(Entries shown)

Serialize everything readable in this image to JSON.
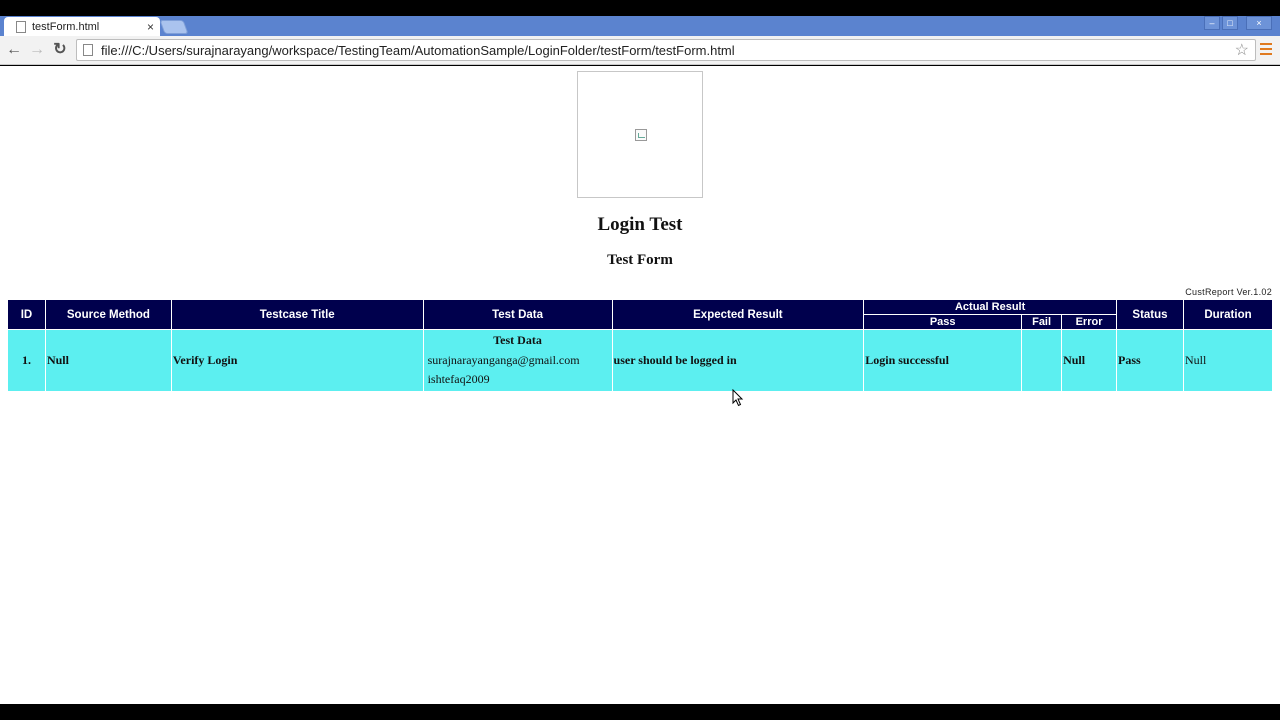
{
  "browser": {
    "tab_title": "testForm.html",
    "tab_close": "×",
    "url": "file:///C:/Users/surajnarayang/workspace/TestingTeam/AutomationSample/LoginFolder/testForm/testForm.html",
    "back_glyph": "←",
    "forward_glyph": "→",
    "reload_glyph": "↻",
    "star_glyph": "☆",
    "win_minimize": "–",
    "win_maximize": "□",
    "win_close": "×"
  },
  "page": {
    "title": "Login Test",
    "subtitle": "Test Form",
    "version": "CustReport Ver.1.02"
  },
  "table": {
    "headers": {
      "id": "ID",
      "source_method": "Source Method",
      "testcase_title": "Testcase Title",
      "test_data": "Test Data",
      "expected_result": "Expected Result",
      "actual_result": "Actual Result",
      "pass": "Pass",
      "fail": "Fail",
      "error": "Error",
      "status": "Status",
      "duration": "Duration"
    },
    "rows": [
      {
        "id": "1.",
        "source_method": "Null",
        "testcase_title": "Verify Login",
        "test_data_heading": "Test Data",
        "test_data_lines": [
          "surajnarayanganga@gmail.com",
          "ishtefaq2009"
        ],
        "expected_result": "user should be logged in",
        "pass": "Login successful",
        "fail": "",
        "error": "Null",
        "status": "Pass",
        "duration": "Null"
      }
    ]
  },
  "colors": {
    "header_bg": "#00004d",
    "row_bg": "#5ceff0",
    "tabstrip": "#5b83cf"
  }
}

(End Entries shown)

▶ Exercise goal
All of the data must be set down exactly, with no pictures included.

▶ Output below
Serialize everything readable in this image to JSON.
{
  "browser": {
    "tab_title": "testForm.html",
    "tab_close": "×",
    "url": "file:///C:/Users/surajnarayang/workspace/TestingTeam/AutomationSample/LoginFolder/testForm/testForm.html",
    "back_glyph": "←",
    "forward_glyph": "→",
    "reload_glyph": "↻",
    "star_glyph": "☆",
    "win_minimize": "–",
    "win_maximize": "□",
    "win_close": "×"
  },
  "page": {
    "title": "Login Test",
    "subtitle": "Test Form",
    "version": "CustReport Ver.1.02"
  },
  "table": {
    "headers": {
      "id": "ID",
      "source_method": "Source Method",
      "testcase_title": "Testcase Title",
      "test_data": "Test Data",
      "expected_result": "Expected Result",
      "actual_result": "Actual Result",
      "pass": "Pass",
      "fail": "Fail",
      "error": "Error",
      "status": "Status",
      "duration": "Duration"
    },
    "rows": [
      {
        "id": "1.",
        "source_method": "Null",
        "testcase_title": "Verify Login",
        "test_data_heading": "Test Data",
        "test_data_lines": [
          "surajnarayanganga@gmail.com",
          "ishtefaq2009"
        ],
        "expected_result": "user should be logged in",
        "pass": "Login successful",
        "fail": "",
        "error": "Null",
        "status": "Pass",
        "duration": "Null"
      }
    ]
  },
  "colors": {
    "header_bg": "#00004d",
    "row_bg": "#5ceff0",
    "tabstrip": "#5b83cf"
  }
}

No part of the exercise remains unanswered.